Asparagus: Slightly Mushy
This was my paramount thought last night as I pushed my plate back. I had prepared a meal for some friends as an act of love, one part of my Lenten practice.
When I set out to cook a meal for someone else once a week during Lent I had not considered that the process might be difficult. Lent is a time for sharing acts of love and upon reflection I considered how I might act in loving ways through my food choices. I deeply enjoy eating, preparing and sharing food. And I enjoy it even more when that food is farmed, produced, distributed and served in ways the bring healing and peace to God's creation and her people. (Check out one of my favorite organizations doing this work, the Washington Sustainable Food and Farming Network, by clicking above.)
I decided I would try to use fresh, local, organic and sustainable foods, so as to offer a gift of love to my community, and to the earth that would provide the ingredients. After I had come up with that idea I assumed enjoying a meal with friends once a week would be full of blessings. It has been surprisingly difficult.
The greatest surprise has been my own habit of critiquing.
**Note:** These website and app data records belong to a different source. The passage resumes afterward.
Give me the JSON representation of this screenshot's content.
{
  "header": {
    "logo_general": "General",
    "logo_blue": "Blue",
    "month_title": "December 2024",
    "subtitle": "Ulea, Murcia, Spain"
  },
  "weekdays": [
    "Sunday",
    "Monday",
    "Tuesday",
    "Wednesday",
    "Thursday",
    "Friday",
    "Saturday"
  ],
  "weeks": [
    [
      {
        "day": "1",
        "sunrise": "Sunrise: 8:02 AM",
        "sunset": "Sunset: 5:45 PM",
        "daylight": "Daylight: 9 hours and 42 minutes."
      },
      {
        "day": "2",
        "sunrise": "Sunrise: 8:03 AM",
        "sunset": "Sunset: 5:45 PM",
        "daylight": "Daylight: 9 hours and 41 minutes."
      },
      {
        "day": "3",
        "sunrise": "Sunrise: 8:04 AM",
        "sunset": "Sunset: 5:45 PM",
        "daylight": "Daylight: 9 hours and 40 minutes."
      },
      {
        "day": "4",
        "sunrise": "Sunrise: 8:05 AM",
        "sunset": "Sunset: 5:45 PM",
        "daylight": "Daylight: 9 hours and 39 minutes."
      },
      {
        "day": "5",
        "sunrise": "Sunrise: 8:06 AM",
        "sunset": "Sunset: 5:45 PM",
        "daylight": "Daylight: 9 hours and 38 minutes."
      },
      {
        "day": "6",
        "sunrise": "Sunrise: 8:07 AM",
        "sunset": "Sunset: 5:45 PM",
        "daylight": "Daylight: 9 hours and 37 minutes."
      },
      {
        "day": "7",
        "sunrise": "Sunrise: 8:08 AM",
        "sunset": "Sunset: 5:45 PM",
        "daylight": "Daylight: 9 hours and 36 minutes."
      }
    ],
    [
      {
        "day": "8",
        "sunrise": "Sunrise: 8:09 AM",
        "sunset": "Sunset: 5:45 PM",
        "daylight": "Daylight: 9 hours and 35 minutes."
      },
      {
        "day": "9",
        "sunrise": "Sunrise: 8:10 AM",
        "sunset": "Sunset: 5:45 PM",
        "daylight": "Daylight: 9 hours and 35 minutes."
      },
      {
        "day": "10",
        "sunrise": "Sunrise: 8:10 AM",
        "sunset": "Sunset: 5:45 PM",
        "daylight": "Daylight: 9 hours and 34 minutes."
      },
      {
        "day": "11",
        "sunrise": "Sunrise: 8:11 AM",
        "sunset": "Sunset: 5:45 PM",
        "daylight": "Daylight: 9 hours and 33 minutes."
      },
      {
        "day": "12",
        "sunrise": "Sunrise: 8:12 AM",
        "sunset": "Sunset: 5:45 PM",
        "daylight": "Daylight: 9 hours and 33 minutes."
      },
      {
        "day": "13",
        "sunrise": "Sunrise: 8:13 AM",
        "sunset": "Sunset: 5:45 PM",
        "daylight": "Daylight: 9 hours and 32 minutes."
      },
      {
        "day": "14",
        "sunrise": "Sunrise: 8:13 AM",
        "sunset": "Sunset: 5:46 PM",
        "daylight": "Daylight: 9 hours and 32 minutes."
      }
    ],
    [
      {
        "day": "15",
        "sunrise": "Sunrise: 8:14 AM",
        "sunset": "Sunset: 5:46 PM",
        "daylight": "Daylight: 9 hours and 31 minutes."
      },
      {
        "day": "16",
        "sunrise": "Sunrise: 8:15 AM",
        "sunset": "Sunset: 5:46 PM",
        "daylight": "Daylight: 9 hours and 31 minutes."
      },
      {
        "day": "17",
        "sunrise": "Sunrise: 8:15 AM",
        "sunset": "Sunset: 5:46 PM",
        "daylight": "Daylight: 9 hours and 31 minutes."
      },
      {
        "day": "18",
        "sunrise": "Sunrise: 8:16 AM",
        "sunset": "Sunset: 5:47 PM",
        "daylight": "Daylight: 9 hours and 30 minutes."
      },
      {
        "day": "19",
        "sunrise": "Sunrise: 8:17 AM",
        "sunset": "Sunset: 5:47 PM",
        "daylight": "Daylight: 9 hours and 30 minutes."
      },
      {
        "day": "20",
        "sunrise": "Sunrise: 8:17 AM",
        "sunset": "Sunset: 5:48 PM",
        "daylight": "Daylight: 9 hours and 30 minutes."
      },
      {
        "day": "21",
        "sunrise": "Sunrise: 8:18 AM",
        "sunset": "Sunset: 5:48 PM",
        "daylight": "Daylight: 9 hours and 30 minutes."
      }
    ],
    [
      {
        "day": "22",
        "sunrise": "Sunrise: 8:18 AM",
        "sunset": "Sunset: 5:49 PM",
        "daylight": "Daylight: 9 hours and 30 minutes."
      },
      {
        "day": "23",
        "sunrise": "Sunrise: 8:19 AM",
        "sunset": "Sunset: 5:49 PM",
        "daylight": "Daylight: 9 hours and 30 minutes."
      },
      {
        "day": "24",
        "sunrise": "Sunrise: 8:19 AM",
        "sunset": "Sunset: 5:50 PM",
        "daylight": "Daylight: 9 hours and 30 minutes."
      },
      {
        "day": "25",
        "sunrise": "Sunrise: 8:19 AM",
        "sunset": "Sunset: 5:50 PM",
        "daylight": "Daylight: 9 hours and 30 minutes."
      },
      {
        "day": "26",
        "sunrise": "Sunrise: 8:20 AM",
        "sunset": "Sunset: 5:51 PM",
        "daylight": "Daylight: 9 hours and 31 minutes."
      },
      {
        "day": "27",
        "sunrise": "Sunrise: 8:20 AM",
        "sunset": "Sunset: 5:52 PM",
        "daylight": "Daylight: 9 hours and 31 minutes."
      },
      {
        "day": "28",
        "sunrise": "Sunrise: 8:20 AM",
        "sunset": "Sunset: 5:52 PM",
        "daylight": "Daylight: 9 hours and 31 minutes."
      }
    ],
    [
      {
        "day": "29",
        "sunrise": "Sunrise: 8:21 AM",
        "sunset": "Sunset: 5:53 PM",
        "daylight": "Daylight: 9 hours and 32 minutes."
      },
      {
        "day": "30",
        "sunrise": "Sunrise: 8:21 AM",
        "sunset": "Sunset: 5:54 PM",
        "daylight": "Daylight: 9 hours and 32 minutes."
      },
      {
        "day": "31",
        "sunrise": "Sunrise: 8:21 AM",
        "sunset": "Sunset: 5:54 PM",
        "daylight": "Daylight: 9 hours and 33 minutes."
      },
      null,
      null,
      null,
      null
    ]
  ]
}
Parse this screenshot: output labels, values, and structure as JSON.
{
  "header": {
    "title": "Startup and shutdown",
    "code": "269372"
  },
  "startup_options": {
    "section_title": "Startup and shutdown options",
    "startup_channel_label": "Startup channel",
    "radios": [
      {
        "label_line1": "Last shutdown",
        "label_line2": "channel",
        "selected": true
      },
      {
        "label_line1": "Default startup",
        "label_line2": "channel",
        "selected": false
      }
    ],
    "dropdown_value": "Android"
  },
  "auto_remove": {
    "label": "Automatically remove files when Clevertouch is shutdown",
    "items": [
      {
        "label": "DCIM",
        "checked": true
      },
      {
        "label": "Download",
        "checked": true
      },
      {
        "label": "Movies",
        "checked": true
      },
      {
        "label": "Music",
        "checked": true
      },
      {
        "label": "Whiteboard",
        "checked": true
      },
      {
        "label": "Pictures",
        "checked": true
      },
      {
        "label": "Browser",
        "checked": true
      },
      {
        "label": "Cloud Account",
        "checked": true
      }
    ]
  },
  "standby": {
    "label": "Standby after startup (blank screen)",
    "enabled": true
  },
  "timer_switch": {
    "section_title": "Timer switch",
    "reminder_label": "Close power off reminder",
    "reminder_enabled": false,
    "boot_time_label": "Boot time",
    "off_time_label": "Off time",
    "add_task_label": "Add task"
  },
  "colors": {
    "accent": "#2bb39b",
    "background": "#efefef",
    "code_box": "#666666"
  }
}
For example: While I'm picking produce I worry that I won't be purchasing enough (I'm new to cooking for groups). While I'm cooking I worry that I'll burn the fish, or cook the asparagus for too long. Last night I chided myself when I forgot to let the garlic heat in olive oil prior to adding vegetables.
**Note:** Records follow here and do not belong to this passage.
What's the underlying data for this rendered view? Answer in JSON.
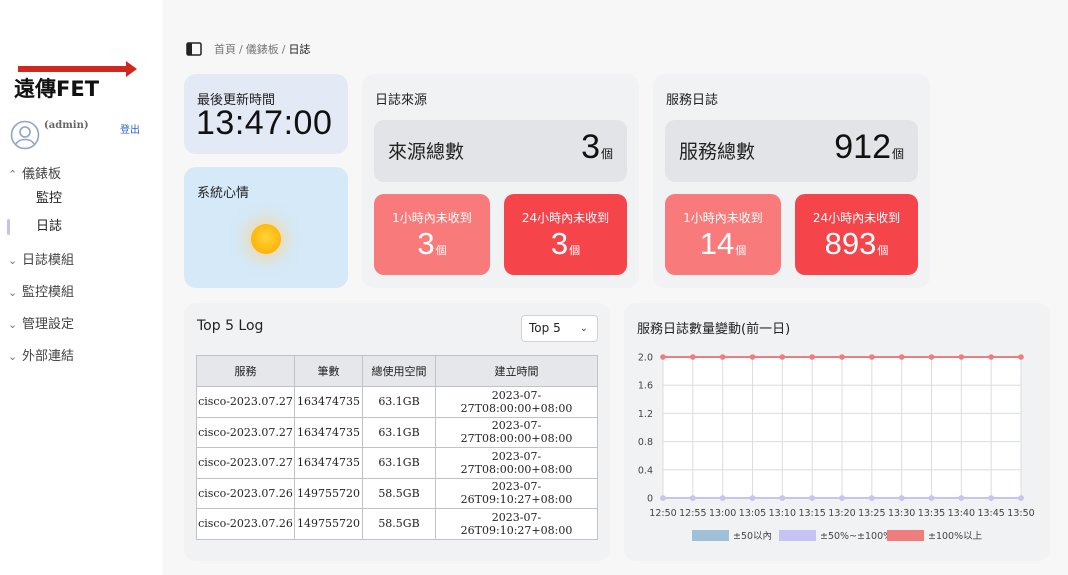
{
  "brand": {
    "logo_text": "遠傳FET",
    "red": "#d0281e"
  },
  "user": {
    "name": "(admin)",
    "logout_label": "登出"
  },
  "nav": {
    "dashboard": {
      "label": "儀錶板",
      "items": [
        {
          "label": "監控"
        },
        {
          "label": "日誌"
        }
      ]
    },
    "groups": [
      {
        "label": "日誌模組"
      },
      {
        "label": "監控模組"
      },
      {
        "label": "管理設定"
      },
      {
        "label": "外部連結"
      }
    ]
  },
  "breadcrumb": {
    "items": [
      "首頁",
      "儀錶板",
      "日誌"
    ]
  },
  "last_update": {
    "label": "最後更新時間",
    "value": "13:47:00"
  },
  "mood": {
    "label": "系統心情"
  },
  "log_source": {
    "title": "日誌來源",
    "total_label": "來源總數",
    "total_value": "3",
    "unit": "個",
    "alert_1h_label": "1小時內未收到",
    "alert_1h_value": "3",
    "alert_24h_label": "24小時內未收到",
    "alert_24h_value": "3"
  },
  "service_log": {
    "title": "服務日誌",
    "total_label": "服務總數",
    "total_value": "912",
    "unit": "個",
    "alert_1h_label": "1小時內未收到",
    "alert_1h_value": "14",
    "alert_24h_label": "24小時內未收到",
    "alert_24h_value": "893"
  },
  "top_log": {
    "title": "Top 5 Log",
    "select_value": "Top 5",
    "columns": [
      "服務",
      "筆數",
      "總使用空間",
      "建立時間"
    ],
    "rows": [
      [
        "cisco-2023.07.27",
        "163474735",
        "63.1GB",
        "2023-07-27T08:00:00+08:00"
      ],
      [
        "cisco-2023.07.27",
        "163474735",
        "63.1GB",
        "2023-07-27T08:00:00+08:00"
      ],
      [
        "cisco-2023.07.27",
        "163474735",
        "63.1GB",
        "2023-07-27T08:00:00+08:00"
      ],
      [
        "cisco-2023.07.26",
        "149755720",
        "58.5GB",
        "2023-07-26T09:10:27+08:00"
      ],
      [
        "cisco-2023.07.26",
        "149755720",
        "58.5GB",
        "2023-07-26T09:10:27+08:00"
      ]
    ]
  },
  "chart_data": {
    "type": "line",
    "title": "服務日誌數量變動(前一日)",
    "x": [
      "12:50",
      "12:55",
      "13:00",
      "13:05",
      "13:10",
      "13:15",
      "13:20",
      "13:25",
      "13:30",
      "13:35",
      "13:40",
      "13:45",
      "13:50"
    ],
    "ylim": [
      0,
      2.0
    ],
    "yticks": [
      "2.0",
      "1.6",
      "1.2",
      "0.8",
      "0.4",
      "0"
    ],
    "grid": true,
    "legend_position": "bottom",
    "series": [
      {
        "name": "±50以內",
        "color": "#9fc0d8",
        "values": [
          0,
          0,
          0,
          0,
          0,
          0,
          0,
          0,
          0,
          0,
          0,
          0,
          0
        ]
      },
      {
        "name": "±50%~±100%",
        "color": "#c7c3f3",
        "values": [
          0,
          0,
          0,
          0,
          0,
          0,
          0,
          0,
          0,
          0,
          0,
          0,
          0
        ]
      },
      {
        "name": "±100%以上",
        "color": "#f07d7d",
        "values": [
          2,
          2,
          2,
          2,
          2,
          2,
          2,
          2,
          2,
          2,
          2,
          2,
          2
        ]
      }
    ]
  }
}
What if we have to eat raw garlic?!?! I thought.
The real question should have been "Why am I so wrapped up in the perfection of a sauteed root vegetable?"
My anxiety about giving a not-exactly-perfect gift kept me from thinking about the process of giving as an act of love. The outcome was a slightly less than gourmet menu, however one that was full of love:
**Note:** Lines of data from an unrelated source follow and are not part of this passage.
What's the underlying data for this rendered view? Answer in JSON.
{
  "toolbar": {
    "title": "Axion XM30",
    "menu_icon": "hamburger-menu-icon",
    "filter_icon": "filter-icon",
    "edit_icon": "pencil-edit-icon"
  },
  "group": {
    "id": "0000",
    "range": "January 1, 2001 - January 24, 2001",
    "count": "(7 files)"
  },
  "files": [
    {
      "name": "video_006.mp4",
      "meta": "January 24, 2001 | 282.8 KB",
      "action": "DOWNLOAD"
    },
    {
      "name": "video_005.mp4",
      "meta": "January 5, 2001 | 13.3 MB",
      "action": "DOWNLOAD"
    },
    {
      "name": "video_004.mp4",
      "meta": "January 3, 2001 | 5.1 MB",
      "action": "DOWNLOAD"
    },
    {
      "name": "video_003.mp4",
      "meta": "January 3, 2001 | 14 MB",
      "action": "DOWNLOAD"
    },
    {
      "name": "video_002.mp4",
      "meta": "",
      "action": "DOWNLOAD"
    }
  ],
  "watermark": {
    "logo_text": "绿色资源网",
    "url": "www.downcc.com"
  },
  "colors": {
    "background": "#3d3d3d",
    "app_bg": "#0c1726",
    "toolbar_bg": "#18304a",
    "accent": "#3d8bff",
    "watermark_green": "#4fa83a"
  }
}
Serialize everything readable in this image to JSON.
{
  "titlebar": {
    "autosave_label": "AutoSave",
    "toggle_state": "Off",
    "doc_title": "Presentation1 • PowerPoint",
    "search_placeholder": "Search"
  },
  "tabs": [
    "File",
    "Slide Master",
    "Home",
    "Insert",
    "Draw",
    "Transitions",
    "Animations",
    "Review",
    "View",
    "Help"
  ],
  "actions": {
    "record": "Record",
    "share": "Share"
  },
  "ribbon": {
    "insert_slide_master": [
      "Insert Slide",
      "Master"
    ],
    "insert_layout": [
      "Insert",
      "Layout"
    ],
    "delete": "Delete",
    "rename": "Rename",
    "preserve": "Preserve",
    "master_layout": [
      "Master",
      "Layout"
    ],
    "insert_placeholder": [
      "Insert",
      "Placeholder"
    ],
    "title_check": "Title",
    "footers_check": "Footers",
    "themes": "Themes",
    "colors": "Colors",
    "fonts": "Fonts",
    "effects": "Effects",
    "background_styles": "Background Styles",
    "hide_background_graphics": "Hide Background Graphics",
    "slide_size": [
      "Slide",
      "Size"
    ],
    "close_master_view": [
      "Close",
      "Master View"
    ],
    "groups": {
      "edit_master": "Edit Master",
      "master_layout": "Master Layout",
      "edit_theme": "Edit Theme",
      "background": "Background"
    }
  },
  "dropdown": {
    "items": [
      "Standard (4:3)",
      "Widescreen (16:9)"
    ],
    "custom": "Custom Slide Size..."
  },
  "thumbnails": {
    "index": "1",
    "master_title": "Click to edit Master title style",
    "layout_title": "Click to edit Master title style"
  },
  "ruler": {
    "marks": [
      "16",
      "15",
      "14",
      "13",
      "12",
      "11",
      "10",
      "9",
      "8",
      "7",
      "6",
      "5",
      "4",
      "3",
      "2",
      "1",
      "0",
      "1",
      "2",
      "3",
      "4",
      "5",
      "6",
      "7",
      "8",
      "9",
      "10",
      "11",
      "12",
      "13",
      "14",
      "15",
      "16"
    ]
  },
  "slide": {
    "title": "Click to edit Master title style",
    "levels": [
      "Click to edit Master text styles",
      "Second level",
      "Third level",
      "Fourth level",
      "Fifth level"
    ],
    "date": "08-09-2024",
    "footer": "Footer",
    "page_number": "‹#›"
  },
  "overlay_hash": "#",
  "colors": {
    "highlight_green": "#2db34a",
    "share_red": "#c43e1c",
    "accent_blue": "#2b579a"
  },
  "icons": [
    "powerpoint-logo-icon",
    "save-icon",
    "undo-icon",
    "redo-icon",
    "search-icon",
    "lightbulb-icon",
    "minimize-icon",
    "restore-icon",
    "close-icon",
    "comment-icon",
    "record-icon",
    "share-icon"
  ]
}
For more info on how I chose these products click the above links.
The cooking and dining experience this week reminded me of something that David Dompke once said at Earth Ministry's 2005 Celebration of St. Francis. He was speaking of environmental work and progress, and shared the following suggestion: "Do not sacrifice the good on the alter of the perfect." His words reminded me that we are only human.
Whether offering a small gift of love, like a home-made meal, or working toward changing huge environmental realities like global climate change we can offer our gifts, and trust that God will fill in the holes. For me this means mentally letting go of mushy asparagus or slightly undercooked garlic, and acknowledging the value in giving a gift, even when it is not perfect.